What follows is data; output all of it exactly as given.

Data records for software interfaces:
————————
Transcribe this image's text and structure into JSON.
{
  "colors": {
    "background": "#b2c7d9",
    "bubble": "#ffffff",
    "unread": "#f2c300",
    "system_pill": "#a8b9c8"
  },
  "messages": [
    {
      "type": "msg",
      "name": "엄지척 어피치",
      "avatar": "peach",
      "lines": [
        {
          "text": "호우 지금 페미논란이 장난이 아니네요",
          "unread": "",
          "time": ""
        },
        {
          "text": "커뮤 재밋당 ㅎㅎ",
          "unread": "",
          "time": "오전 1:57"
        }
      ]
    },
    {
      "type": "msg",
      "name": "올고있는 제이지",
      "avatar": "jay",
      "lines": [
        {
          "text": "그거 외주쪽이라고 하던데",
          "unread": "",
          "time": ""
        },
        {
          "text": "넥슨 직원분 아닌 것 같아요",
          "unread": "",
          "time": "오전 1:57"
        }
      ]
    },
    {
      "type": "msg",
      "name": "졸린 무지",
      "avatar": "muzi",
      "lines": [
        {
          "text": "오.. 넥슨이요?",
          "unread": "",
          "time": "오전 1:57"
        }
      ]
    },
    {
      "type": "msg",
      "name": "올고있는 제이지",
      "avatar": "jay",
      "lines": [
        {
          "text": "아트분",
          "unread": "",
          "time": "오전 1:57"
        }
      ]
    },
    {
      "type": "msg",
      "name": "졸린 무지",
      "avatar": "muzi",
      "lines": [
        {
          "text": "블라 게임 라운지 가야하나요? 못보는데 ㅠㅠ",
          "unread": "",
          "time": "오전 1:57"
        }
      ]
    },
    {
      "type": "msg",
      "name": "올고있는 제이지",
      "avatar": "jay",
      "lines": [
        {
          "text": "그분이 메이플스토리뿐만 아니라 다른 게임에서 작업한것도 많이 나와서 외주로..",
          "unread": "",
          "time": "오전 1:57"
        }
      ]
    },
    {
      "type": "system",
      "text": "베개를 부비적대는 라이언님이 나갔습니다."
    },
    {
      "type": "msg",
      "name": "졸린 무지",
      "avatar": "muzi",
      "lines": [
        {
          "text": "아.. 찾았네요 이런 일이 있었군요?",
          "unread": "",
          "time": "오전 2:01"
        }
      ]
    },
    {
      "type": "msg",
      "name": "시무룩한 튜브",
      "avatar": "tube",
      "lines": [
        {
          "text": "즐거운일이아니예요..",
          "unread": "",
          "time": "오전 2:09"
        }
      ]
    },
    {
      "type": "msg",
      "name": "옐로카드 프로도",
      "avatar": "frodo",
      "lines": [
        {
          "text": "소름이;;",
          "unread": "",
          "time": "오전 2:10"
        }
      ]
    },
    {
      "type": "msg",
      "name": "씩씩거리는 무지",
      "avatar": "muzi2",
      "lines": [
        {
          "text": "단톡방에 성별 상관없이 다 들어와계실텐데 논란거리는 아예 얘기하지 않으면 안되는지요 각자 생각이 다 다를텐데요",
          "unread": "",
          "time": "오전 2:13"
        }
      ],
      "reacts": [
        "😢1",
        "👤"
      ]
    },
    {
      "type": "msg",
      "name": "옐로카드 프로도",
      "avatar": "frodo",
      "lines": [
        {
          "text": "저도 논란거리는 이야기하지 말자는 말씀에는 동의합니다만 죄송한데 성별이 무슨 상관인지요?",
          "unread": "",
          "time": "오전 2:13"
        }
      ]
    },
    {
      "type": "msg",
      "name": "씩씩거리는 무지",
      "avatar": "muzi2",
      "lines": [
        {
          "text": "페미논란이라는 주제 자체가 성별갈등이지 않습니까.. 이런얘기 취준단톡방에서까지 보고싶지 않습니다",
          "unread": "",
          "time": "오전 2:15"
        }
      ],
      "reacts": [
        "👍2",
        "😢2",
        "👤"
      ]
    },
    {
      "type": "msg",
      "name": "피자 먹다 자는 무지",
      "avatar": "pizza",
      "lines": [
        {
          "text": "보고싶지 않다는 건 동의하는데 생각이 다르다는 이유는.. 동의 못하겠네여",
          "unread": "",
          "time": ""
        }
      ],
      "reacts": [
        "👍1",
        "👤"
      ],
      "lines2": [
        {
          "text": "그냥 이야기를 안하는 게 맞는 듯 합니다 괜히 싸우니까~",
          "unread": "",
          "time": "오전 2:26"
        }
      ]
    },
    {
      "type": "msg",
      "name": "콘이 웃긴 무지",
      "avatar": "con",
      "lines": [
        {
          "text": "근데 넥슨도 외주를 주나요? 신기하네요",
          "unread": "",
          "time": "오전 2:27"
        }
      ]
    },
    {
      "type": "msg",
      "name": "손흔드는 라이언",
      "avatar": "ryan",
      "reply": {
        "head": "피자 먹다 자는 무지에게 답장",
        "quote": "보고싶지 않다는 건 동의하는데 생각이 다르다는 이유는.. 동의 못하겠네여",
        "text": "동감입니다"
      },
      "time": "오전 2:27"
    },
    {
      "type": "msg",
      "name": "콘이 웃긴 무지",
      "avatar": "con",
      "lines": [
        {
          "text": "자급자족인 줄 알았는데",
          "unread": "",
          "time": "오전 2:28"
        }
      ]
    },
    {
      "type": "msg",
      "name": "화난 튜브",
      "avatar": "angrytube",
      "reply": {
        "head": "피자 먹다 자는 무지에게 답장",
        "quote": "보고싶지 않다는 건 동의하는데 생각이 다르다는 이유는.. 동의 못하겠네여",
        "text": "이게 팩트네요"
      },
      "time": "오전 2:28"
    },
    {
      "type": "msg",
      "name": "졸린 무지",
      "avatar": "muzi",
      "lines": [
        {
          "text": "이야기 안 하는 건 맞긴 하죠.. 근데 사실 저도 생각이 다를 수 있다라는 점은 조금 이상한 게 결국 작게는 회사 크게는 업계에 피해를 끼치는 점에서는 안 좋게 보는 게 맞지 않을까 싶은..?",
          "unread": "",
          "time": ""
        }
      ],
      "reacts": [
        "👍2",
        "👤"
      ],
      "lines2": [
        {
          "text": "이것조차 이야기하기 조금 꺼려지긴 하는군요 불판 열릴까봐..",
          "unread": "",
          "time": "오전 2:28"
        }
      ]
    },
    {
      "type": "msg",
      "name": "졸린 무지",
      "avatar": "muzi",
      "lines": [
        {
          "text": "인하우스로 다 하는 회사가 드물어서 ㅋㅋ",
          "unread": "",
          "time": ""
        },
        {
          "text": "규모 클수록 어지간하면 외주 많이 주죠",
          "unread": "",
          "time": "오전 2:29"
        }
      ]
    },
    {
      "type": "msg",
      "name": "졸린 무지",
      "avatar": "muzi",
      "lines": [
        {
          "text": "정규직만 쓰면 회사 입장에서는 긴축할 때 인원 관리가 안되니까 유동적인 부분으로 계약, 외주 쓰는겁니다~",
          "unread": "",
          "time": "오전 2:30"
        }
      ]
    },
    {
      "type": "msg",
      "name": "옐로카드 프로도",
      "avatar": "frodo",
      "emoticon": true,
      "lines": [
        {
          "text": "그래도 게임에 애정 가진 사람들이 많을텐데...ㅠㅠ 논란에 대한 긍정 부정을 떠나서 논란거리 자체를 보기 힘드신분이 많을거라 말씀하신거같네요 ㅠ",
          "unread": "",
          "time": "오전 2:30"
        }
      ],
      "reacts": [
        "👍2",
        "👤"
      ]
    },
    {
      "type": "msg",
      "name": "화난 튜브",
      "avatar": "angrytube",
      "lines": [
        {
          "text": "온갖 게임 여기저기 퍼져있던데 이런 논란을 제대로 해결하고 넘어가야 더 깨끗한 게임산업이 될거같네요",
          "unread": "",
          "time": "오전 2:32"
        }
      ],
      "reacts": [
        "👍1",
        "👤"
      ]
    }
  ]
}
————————
> Solved problem
Transcribe this image's text and structure into JSON.
{
  "colors": {
    "background": "#b2c7d9",
    "bubble": "#ffffff",
    "unread": "#f2c300",
    "system_pill": "#a8b9c8"
  },
  "messages": [
    {
      "type": "msg",
      "name": "엄지척 어피치",
      "avatar": "peach",
      "lines": [
        {
          "text": "호우 지금 페미논란이 장난이 아니네요",
          "unread": "",
          "time": ""
        },
        {
          "text": "커뮤 재밋당 ㅎㅎ",
          "unread": "",
          "time": "오전 1:57"
        }
      ]
    },
    {
      "type": "msg",
      "name": "올고있는 제이지",
      "avatar": "jay",
      "lines": [
        {
          "text": "그거 외주쪽이라고 하던데",
          "unread": "",
          "time": ""
        },
        {
          "text": "넥슨 직원분 아닌 것 같아요",
          "unread": "",
          "time": "오전 1:57"
        }
      ]
    },
    {
      "type": "msg",
      "name": "졸린 무지",
      "avatar": "muzi",
      "lines": [
        {
          "text": "오.. 넥슨이요?",
          "unread": "",
          "time": "오전 1:57"
        }
      ]
    },
    {
      "type": "msg",
      "name": "올고있는 제이지",
      "avatar": "jay",
      "lines": [
        {
          "text": "아트분",
          "unread": "",
          "time": "오전 1:57"
        }
      ]
    },
    {
      "type": "msg",
      "name": "졸린 무지",
      "avatar": "muzi",
      "lines": [
        {
          "text": "블라 게임 라운지 가야하나요? 못보는데 ㅠㅠ",
          "unread": "",
          "time": "오전 1:57"
        }
      ]
    },
    {
      "type": "msg",
      "name": "올고있는 제이지",
      "avatar": "jay",
      "lines": [
        {
          "text": "그분이 메이플스토리뿐만 아니라 다른 게임에서 작업한것도 많이 나와서 외주로..",
          "unread": "",
          "time": "오전 1:57"
        }
      ]
    },
    {
      "type": "system",
      "text": "베개를 부비적대는 라이언님이 나갔습니다."
    },
    {
      "type": "msg",
      "name": "졸린 무지",
      "avatar": "muzi",
      "lines": [
        {
          "text": "아.. 찾았네요 이런 일이 있었군요?",
          "unread": "",
          "time": "오전 2:01"
        }
      ]
    },
    {
      "type": "msg",
      "name": "시무룩한 튜브",
      "avatar": "tube",
      "lines": [
        {
          "text": "즐거운일이아니예요..",
          "unread": "",
          "time": "오전 2:09"
        }
      ]
    },
    {
      "type": "msg",
      "name": "옐로카드 프로도",
      "avatar": "frodo",
      "lines": [
        {
          "text": "소름이;;",
          "unread": "",
          "time": "오전 2:10"
        }
      ]
    },
    {
      "type": "msg",
      "name": "씩씩거리는 무지",
      "avatar": "muzi2",
      "lines": [
        {
          "text": "단톡방에 성별 상관없이 다 들어와계실텐데 논란거리는 아예 얘기하지 않으면 안되는지요 각자 생각이 다 다를텐데요",
          "unread": "",
          "time": "오전 2:13"
        }
      ],
      "reacts": [
        "😢1",
        "👤"
      ]
    },
    {
      "type": "msg",
      "name": "옐로카드 프로도",
      "avatar": "frodo",
      "lines": [
        {
          "text": "저도 논란거리는 이야기하지 말자는 말씀에는 동의합니다만 죄송한데 성별이 무슨 상관인지요?",
          "unread": "",
          "time": "오전 2:13"
        }
      ]
    },
    {
      "type": "msg",
      "name": "씩씩거리는 무지",
      "avatar": "muzi2",
      "lines": [
        {
          "text": "페미논란이라는 주제 자체가 성별갈등이지 않습니까.. 이런얘기 취준단톡방에서까지 보고싶지 않습니다",
          "unread": "",
          "time": "오전 2:15"
        }
      ],
      "reacts": [
        "👍2",
        "😢2",
        "👤"
      ]
    },
    {
      "type": "msg",
      "name": "피자 먹다 자는 무지",
      "avatar": "pizza",
      "lines": [
        {
          "text": "보고싶지 않다는 건 동의하는데 생각이 다르다는 이유는.. 동의 못하겠네여",
          "unread": "",
          "time": ""
        }
      ],
      "reacts": [
        "👍1",
        "👤"
      ],
      "lines2": [
        {
          "text": "그냥 이야기를 안하는 게 맞는 듯 합니다 괜히 싸우니까~",
          "unread": "",
          "time": "오전 2:26"
        }
      ]
    },
    {
      "type": "msg",
      "name": "콘이 웃긴 무지",
      "avatar": "con",
      "lines": [
        {
          "text": "근데 넥슨도 외주를 주나요? 신기하네요",
          "unread": "",
          "time": "오전 2:27"
        }
      ]
    },
    {
      "type": "msg",
      "name": "손흔드는 라이언",
      "avatar": "ryan",
      "reply": {
        "head": "피자 먹다 자는 무지에게 답장",
        "quote": "보고싶지 않다는 건 동의하는데 생각이 다르다는 이유는.. 동의 못하겠네여",
        "text": "동감입니다"
      },
      "time": "오전 2:27"
    },
    {
      "type": "msg",
      "name": "콘이 웃긴 무지",
      "avatar": "con",
      "lines": [
        {
          "text": "자급자족인 줄 알았는데",
          "unread": "",
          "time": "오전 2:28"
        }
      ]
    },
    {
      "type": "msg",
      "name": "화난 튜브",
      "avatar": "angrytube",
      "reply": {
        "head": "피자 먹다 자는 무지에게 답장",
        "quote": "보고싶지 않다는 건 동의하는데 생각이 다르다는 이유는.. 동의 못하겠네여",
        "text": "이게 팩트네요"
      },
      "time": "오전 2:28"
    },
    {
      "type": "msg",
      "name": "졸린 무지",
      "avatar": "muzi",
      "lines": [
        {
          "text": "이야기 안 하는 건 맞긴 하죠.. 근데 사실 저도 생각이 다를 수 있다라는 점은 조금 이상한 게 결국 작게는 회사 크게는 업계에 피해를 끼치는 점에서는 안 좋게 보는 게 맞지 않을까 싶은..?",
          "unread": "",
          "time": ""
        }
      ],
      "reacts": [
        "👍2",
        "👤"
      ],
      "lines2": [
        {
          "text": "이것조차 이야기하기 조금 꺼려지긴 하는군요 불판 열릴까봐..",
          "unread": "",
          "time": "오전 2:28"
        }
      ]
    },
    {
      "type": "msg",
      "name": "졸린 무지",
      "avatar": "muzi",
      "lines": [
        {
          "text": "인하우스로 다 하는 회사가 드물어서 ㅋㅋ",
          "unread": "",
          "time": ""
        },
        {
          "text": "규모 클수록 어지간하면 외주 많이 주죠",
          "unread": "",
          "time": "오전 2:29"
        }
      ]
    },
    {
      "type": "msg",
      "name": "졸린 무지",
      "avatar": "muzi",
      "lines": [
        {
          "text": "정규직만 쓰면 회사 입장에서는 긴축할 때 인원 관리가 안되니까 유동적인 부분으로 계약, 외주 쓰는겁니다~",
          "unread": "",
          "time": "오전 2:30"
        }
      ]
    },
    {
      "type": "msg",
      "name": "옐로카드 프로도",
      "avatar": "frodo",
      "emoticon": true,
      "lines": [
        {
          "text": "그래도 게임에 애정 가진 사람들이 많을텐데...ㅠㅠ 논란에 대한 긍정 부정을 떠나서 논란거리 자체를 보기 힘드신분이 많을거라 말씀하신거같네요 ㅠ",
          "unread": "",
          "time": "오전 2:30"
        }
      ],
      "reacts": [
        "👍2",
        "👤"
      ]
    },
    {
      "type": "msg",
      "name": "화난 튜브",
      "avatar": "angrytube",
      "lines": [
        {
          "text": "온갖 게임 여기저기 퍼져있던데 이런 논란을 제대로 해결하고 넘어가야 더 깨끗한 게임산업이 될거같네요",
          "unread": "",
          "time": "오전 2:32"
        }
      ],
      "reacts": [
        "👍1",
        "👤"
      ]
    }
  ]
}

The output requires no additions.